Never attended high school, but

she could add columns of numbers

rapidly, in her head.

She read the newspaper nightly,

and completed the crossword puzzle.


My memory flashes to her relaxing evenings

in our parlor, in the old tufted chair,

watching Alfred Hitchcock or Lucy or

Barbara Stanwick in, “The Big Valley”.

She never missed the easy crooning of Perry Como.

He was her favorite. (He’d been a barber, like her father.)


I remember it pleased our father

that she always waited up for him

till he arrived home after working

the night shift at Wright’s.


Yes, I still see clearly, her dear kerchiefed head,

which Gramma remarked, made her look

like a peasant in a babushka.


Remember trying to convince her to hike her hemlines,

wear “Kiss Me Pink” lipstick, update her hair style,

learn to drive.


Flashback to hear her inviting my date

to come in for a cup of tea at our kitchen table

when he brought me home.


Vividly, I recollect the day

she was curled up tight on the couch.

She didn’t want me to call the ambulance,

though her hernia was strangling,

didn’t want to spoil plans

my sister and I had with our friends.

I disobeyed.

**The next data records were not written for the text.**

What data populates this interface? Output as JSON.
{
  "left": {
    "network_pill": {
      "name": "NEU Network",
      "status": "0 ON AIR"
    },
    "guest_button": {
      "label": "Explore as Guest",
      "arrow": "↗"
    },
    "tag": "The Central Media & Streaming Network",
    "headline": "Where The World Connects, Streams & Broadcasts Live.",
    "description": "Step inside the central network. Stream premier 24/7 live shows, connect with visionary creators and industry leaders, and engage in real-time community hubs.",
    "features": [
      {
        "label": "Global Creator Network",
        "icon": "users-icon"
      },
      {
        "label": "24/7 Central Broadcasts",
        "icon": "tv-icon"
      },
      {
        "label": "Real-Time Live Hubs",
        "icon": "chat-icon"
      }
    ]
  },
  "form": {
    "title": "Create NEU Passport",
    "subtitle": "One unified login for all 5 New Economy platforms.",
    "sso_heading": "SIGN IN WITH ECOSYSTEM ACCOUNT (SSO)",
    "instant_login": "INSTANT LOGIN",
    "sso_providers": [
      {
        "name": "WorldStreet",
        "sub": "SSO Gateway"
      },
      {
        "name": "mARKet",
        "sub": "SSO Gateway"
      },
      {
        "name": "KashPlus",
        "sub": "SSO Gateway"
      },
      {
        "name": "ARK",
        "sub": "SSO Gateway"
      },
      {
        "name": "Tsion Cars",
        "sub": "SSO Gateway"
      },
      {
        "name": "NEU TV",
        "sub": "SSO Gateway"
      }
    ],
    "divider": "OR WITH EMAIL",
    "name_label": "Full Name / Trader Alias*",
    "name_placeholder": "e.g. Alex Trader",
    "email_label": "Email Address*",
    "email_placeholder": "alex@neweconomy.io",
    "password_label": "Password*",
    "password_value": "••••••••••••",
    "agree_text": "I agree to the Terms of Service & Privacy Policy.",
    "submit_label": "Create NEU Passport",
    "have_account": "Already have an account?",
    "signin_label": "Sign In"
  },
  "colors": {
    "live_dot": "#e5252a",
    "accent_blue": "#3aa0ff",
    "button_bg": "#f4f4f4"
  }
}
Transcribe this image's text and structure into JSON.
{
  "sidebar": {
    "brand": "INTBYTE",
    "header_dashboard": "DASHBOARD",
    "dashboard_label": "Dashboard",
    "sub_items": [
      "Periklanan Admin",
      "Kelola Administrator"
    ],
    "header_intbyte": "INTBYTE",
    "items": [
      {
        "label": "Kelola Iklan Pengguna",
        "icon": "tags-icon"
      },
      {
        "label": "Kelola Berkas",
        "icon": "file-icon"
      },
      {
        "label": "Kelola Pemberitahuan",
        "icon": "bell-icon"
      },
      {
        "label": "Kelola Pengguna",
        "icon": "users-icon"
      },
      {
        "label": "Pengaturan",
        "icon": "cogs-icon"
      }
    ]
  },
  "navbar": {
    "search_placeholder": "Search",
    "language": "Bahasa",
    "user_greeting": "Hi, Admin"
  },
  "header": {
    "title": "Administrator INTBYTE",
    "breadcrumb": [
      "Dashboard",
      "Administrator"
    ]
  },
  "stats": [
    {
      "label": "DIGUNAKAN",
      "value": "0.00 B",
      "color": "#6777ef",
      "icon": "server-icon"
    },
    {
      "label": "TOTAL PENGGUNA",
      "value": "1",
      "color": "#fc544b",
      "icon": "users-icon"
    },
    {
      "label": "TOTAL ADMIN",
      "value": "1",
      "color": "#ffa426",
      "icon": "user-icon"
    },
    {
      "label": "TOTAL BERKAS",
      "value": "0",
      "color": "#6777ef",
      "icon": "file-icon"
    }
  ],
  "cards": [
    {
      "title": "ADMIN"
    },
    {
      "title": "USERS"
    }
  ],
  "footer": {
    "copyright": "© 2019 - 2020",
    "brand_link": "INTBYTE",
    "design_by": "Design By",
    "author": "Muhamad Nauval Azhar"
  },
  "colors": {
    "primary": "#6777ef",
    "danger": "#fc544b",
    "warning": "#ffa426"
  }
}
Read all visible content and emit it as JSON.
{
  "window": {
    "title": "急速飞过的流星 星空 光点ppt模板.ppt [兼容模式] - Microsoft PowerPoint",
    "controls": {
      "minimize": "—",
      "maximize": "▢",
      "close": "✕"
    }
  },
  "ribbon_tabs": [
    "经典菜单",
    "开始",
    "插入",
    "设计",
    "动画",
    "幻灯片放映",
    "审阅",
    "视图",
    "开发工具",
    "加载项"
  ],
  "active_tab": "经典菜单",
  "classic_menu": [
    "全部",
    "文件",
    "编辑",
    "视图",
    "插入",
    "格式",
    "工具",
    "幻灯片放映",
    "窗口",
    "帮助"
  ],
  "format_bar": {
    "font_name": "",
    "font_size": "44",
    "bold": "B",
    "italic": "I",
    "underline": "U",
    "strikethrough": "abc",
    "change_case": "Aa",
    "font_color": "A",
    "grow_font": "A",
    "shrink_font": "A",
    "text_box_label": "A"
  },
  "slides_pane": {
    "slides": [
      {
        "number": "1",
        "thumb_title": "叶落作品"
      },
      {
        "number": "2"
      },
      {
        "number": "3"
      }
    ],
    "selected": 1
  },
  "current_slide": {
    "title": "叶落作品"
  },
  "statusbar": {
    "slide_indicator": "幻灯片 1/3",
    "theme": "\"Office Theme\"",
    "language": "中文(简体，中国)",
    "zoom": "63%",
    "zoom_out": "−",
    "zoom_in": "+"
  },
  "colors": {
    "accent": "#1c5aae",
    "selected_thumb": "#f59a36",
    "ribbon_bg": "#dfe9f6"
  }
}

The doctors operated just in time,

before gangrene set in.


My mind’s eye still sees tears in her eyes

when she came to my wedding

without my father.


And I remember her joy

to learn both daughters were pregnant, however,


she died before her grandchildren were born.


Oh! How much her grandchildren have missed

for never having known her—


which is one of the reasons

I’ve written this poem


Maude Carolan

Tuesday, January 3, 2023

My New Year's Resolution

 Maybe you'd like to join me

in my New Year's resolution...



     Among my most meaningful things to do

     while reading the Holy Scriptures through

     is write Messiah's name in the margin

     of the Old Testament, where'er I find Him.

     Of course, I do not find Jesus' name,

     but I certainly find Him, just the same.


     I find Him in the Lamb and the Lion,

     foreshadows of the Temple in Zion,

     find Him in Joshua, David, Passover,

     in the Song, the whale, cover to cover.

     I've thumbed through pages and jotted a few

     Messianic scriptures to share with you:


     Messiah's birth was foretold in Micah, five;

     seven centuries later, Jesus arrived;

     Virgin birth proclaimed, Isaiah seven,

     a Son would be fathered by God in Heaven.

     Kings would bow down to Him and nations serve,

     Solomon's Psalm Seventy-two observed.


     He'd be pierced and mourned, said Zechariah;

     Our Redeemer, fifty-three, Isaiah,

     this foretold of resurrection glory!

     Genesis to Revelation, God's great story!

     The Word reveals a magnificent plan

     in this tome of Our Savior, God and Man.


                        I’ve said goodbye to Twenty Twenty-two

                        Twenty Twenty-three is fresh and new

                        I’ve made resolutions and set some dates

                        marked up the calendar, my plans look great


                        but there’s one thing I simply have to do

                        that is to read the Holy Bible through

                        Each page holds the wisdom I’ll need in life

                        throughout the joyful days and times of strife


                        I’ll be on track for Twenty Twenty-three

                        learning of truth and grace, love and mercy

                        about God my Father, and Jesus, friend

                        a love story, page after page, to end


Maude Carolan Pych